In the fourth quarter, Gogo said passengers were contributing a smaller portion of Gogo’s revenues than a year earlier. In many cases, sponsors like T-Mobile picked up the tab.
“The multi-payer trend, where a mix of passengers, airlines and third-parties pay for our offerings, is already reducing the percentage of our revenue that comes from passengers in commercial aviation,” Small said.
With pricing philosophies slowly changing, more airline passengers are logging on, Gogo said. In North America Gogo’s take rate — the average percentage of people using the service on each flight — was 7.3 percent in the fourth quarter, up from 6.1 percent in 2015.

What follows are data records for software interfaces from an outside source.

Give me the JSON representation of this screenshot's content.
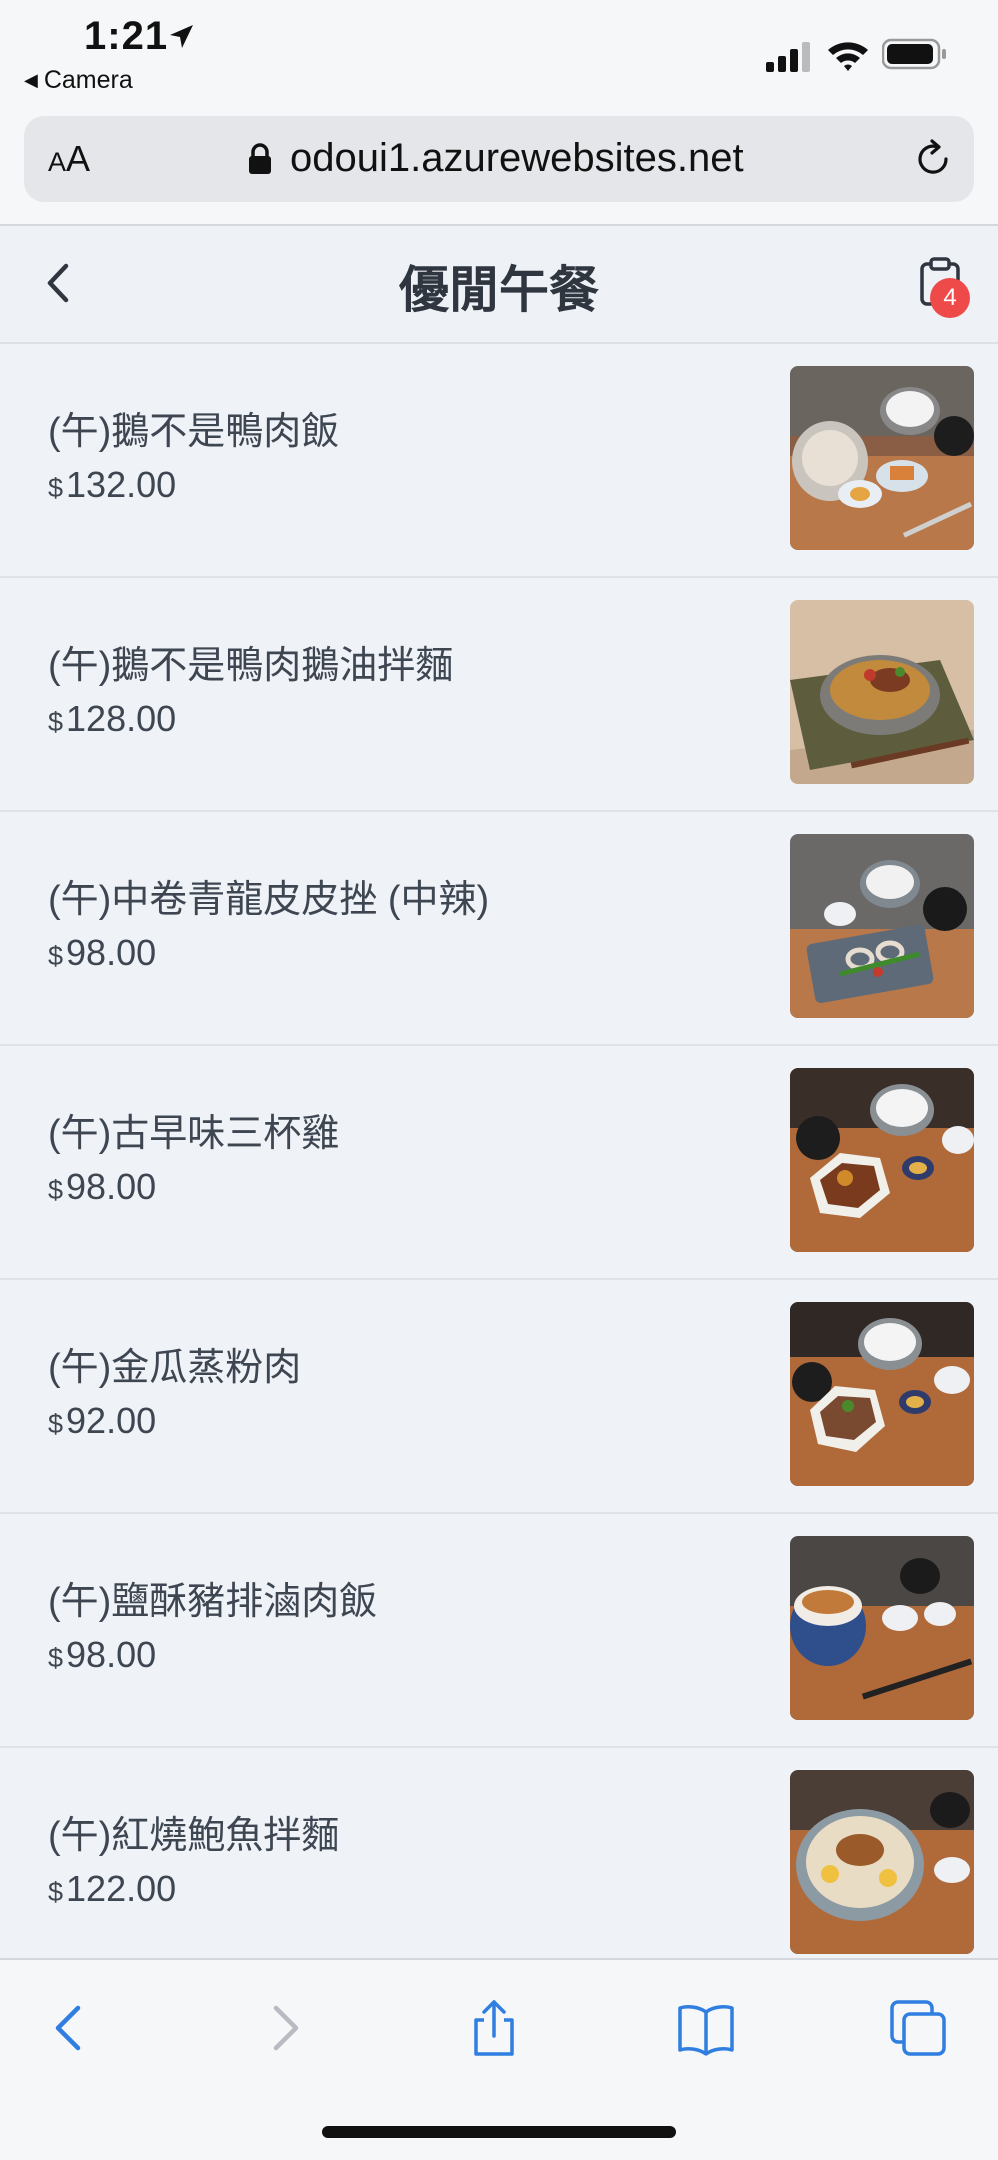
{
  "status_bar": {
    "time": "1:21",
    "back_app": "Camera"
  },
  "browser": {
    "text_size_label_small": "A",
    "text_size_label": "A",
    "url": "odoui1.azurewebsites.net"
  },
  "header": {
    "title": "優閒午餐",
    "cart_count": "4"
  },
  "menu": {
    "currency_symbol": "$",
    "items": [
      {
        "name": "(午)鵝不是鴨肉飯",
        "price": "132.00"
      },
      {
        "name": "(午)鵝不是鴨肉鵝油拌麵",
        "price": "128.00"
      },
      {
        "name": "(午)中卷青龍皮皮挫 (中辣)",
        "price": "98.00"
      },
      {
        "name": "(午)古早味三杯雞",
        "price": "98.00"
      },
      {
        "name": "(午)金瓜蒸粉肉",
        "price": "92.00"
      },
      {
        "name": "(午)鹽酥豬排滷肉飯",
        "price": "98.00"
      },
      {
        "name": "(午)紅燒鮑魚拌麵",
        "price": "122.00"
      }
    ]
  },
  "colors": {
    "accent": "#2f7ee0",
    "badge": "#ef4a4a",
    "background": "#eff2f6"
  },
  "icons": [
    "location-arrow-icon",
    "signal-icon",
    "wifi-icon",
    "battery-icon",
    "lock-icon",
    "reload-icon",
    "chevron-left-icon",
    "clipboard-cart-icon",
    "back-icon",
    "forward-icon",
    "share-icon",
    "bookmarks-icon",
    "tabs-icon"
  ]
}
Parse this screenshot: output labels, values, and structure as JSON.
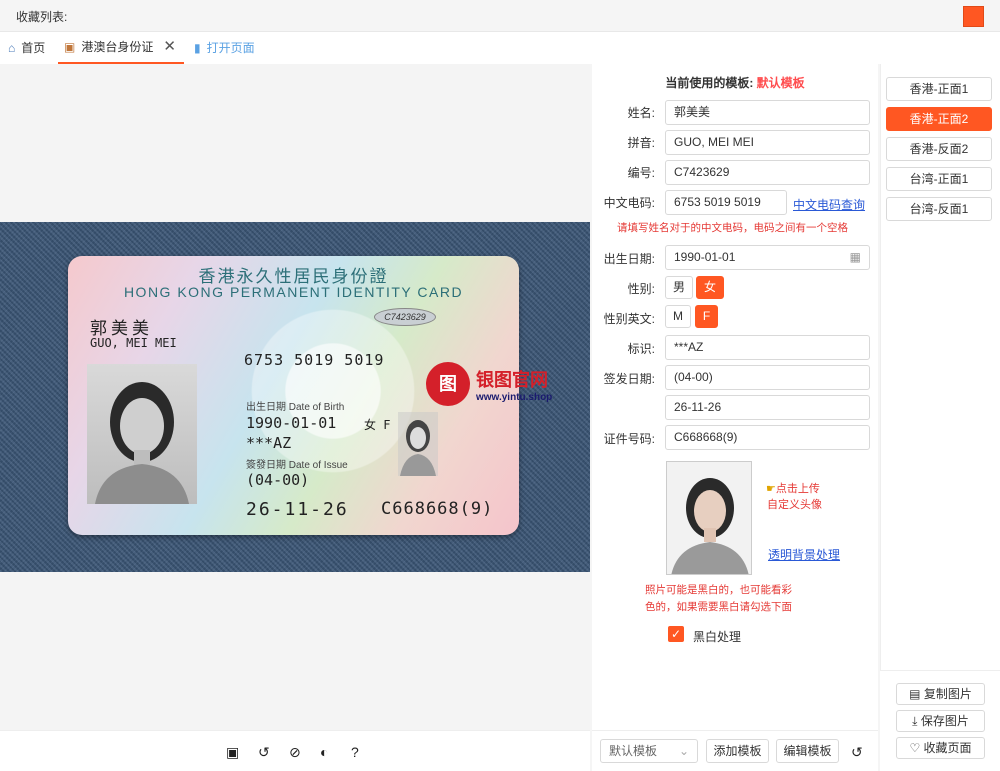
{
  "topbar": {
    "title": "收藏列表:",
    "accent": "#ff5722"
  },
  "tabs": [
    {
      "label": "首页",
      "icon": "home-icon"
    },
    {
      "label": "港澳台身份证",
      "icon": "id-card-icon"
    },
    {
      "label": "打开页面",
      "icon": "page-icon"
    }
  ],
  "card": {
    "title_zh": "香港永久性居民身份證",
    "title_en": "HONG KONG PERMANENT IDENTITY CARD",
    "chip": "C7423629",
    "name_zh": "郭美美",
    "name_en": "GUO, MEI MEI",
    "ccode": "6753 5019 5019",
    "dob_label": "出生日期 Date of Birth",
    "dob": "1990-01-01",
    "sex": "女 F",
    "mark": "***AZ",
    "issue_label": "簽發日期 Date of Issue",
    "issue1": "(04-00)",
    "issue2": "26-11-26",
    "id_no": "C668668(9)"
  },
  "watermark": {
    "logo": "图",
    "name": "银图官网",
    "url": "www.yintu.shop"
  },
  "form": {
    "header_label": "当前使用的模板:",
    "header_value": "默认模板",
    "name_label": "姓名:",
    "name": "郭美美",
    "pinyin_label": "拼音:",
    "pinyin": "GUO, MEI MEI",
    "no_label": "编号:",
    "no": "C7423629",
    "ccode_label": "中文电码:",
    "ccode": "6753 5019 5019",
    "ccode_link": "中文电码查询",
    "ccode_hint": "请填写姓名对于的中文电码，电码之间有一个空格",
    "dob_label": "出生日期:",
    "dob": "1990-01-01",
    "sex_label": "性别:",
    "sex_m": "男",
    "sex_f": "女",
    "sexen_label": "性别英文:",
    "sexen_m": "M",
    "sexen_f": "F",
    "mark_label": "标识:",
    "mark": "***AZ",
    "issue_label": "签发日期:",
    "issue1": "(04-00)",
    "issue2": "26-11-26",
    "idno_label": "证件号码:",
    "idno": "C668668(9)",
    "upload_line1": "点击上传",
    "upload_line2": "自定义头像",
    "transparent_link": "透明背景处理",
    "photo_hint1": "照片可能是黑白的，也可能看彩",
    "photo_hint2": "色的，如果需要黑白请勾选下面",
    "bw_label": "黑白处理"
  },
  "templates": [
    "香港-正面1",
    "香港-正面2",
    "香港-反面2",
    "台湾-正面1",
    "台湾-反面1"
  ],
  "actions": {
    "copy": "复制图片",
    "save": "保存图片",
    "fav": "收藏页面"
  },
  "bottom": {
    "select": "默认模板",
    "add": "添加模板",
    "edit": "编辑模板"
  }
}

Small said eventually Gogo and airlines have to ramp up their marketing efforts for Wi-Fi, something they generally haven’t done because they didn’t want too many passengers to log on.
“We are actively talking with all our airline partners [about] how they will better market our service once the bandwidth is there,” Small said. “Fundamentally, what’s going to make revenue grow is that we are moving to an era of much greater bandwidth abundance.”
Not every plane will get 2KU
While many airlines are adding new satellite Wi-Fi on larger jets, from Gogo or one of its competitors, most carriers are content to keep air-to-ground service on regional planes. It’s cost effective, and its antennas are more appropriate for smaller aircraft.
For now that means regional jet passengers may receive slower speeds than on larger jets. But Gogo said by next year it should have a next-generation system in place with consierably faster speeds.
“This solution leverages our existing 250 cell site networks and our 25 years of developing proprietary ATG technology,” Small said. “Next-gen ATG will bring unrivaled performance to regional commercial jets and larger business aircraft in North America.”